Point taken. But I didn't make it up -- just search {Vilnius "Athens of the North"}.]

[Andrew Wilkinson adds another dimension:

All this (semi-confusing but puzzle-outable) talk on Language Log about Canadas of regions being one of a variety of other regions, or possibly also being Canada themselves, unless reminded me of the most outrageous Trivial Pursuit question I ever had to answer (bear in mind that I was a kid and didn't even know what two of the proper nouns referred to):

"What German city do Italians call the Monaco of Bavaria?"

My stock Trivial Pursuit answer of "Arnold Schwarzenegger" didn't fly; apparently it is actually Munich. But to this day it remains my personal favorite of obtuse, spurious trivia, and it seems to me that it adds a fourth, more confusing and surreal dimension to the three-part snowclone in your previous examples.

By the way, the Athens of the U.S. is of course well known to be Ann Arbor, Michigan -- don't know how anyone could think otherwise.


[Bob Ladd explains:

I can't resist responding to two things in this post.

First, the standard put-down response to anyone who refers to Edinburgh as "the Athens of the North" is that it is really more like "the Reykjavik of the South" (Google suggests that the line originated in a Tom Stoppard play). I think this must say something interesting about the semantics (or pragmatics) of the "X is the Y of Z" construction, but Geoff Pullum has taken away my semanticist's license so I won't pursue that thought.

I'm on surer ground demystifying the "Monaco of Bavaria" business. There is nothing "confusing and surreal" about this at all, and it's not, as Andrew Wilkinson suggests, "obtuse, spurious trivia", just a true but boring fact about constructing unambiguous referring expressions. Here's the story: the city known to the Germans as Muenchen has had its name adapted in some other languages, like "Munich" in English and French and "Monaco" in Italian. (Italian also adapts several other German city names, including Stuttgart as Stoccarda and Leipzig as Lipsia). So this means that Italians have occasion to refer to two different cities called (in Italian) Monaco, one a bit west of Genoa (or Genova) and one rather farther north of Venice (or Venezia). Just as Americans talk about Portland Maine and Portland Oregon, and Germans have to distinguish Frankfurt am Main from Frankfurt an der Oder, Italians distinguish the two places called Monaco, when it's not clear from the context, by specifying that one of them is in Bavaria.
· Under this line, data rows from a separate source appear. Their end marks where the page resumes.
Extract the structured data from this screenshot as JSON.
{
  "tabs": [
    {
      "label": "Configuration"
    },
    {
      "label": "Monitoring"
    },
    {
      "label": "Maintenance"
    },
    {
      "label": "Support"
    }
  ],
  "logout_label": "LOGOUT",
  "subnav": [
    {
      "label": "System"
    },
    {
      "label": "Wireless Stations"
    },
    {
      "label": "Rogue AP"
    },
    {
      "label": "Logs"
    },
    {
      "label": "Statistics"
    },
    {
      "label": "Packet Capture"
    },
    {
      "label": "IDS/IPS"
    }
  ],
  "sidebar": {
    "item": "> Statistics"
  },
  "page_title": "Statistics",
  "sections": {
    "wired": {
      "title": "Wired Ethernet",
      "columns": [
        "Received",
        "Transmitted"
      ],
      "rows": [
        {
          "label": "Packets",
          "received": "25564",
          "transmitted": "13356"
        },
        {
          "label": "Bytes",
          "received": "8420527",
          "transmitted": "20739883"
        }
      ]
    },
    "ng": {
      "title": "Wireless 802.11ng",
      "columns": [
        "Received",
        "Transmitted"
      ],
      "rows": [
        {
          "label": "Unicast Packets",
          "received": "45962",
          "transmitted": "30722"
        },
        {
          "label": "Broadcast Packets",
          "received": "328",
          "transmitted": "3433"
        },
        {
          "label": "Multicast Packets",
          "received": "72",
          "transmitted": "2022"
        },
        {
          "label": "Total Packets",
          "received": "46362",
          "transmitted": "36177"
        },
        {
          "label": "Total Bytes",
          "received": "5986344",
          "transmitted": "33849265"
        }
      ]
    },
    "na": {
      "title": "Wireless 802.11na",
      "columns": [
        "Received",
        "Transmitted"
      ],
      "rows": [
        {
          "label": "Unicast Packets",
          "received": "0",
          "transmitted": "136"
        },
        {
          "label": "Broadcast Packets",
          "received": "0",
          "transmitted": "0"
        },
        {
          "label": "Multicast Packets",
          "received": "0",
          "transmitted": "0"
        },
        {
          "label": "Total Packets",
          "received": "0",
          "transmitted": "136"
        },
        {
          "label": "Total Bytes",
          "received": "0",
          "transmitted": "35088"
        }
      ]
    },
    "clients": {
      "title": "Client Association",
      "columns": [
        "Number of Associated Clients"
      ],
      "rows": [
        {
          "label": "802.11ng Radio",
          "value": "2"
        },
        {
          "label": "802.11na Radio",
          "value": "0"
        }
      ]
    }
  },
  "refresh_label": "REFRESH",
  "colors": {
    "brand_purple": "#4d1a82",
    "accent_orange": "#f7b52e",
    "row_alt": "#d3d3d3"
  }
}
The guy who made up the Trivial Pursuit question was either uninformed or else just having some fun with the way he phrased the question.


Posted by Mark Liberman at March 25, 2008 06:53 PM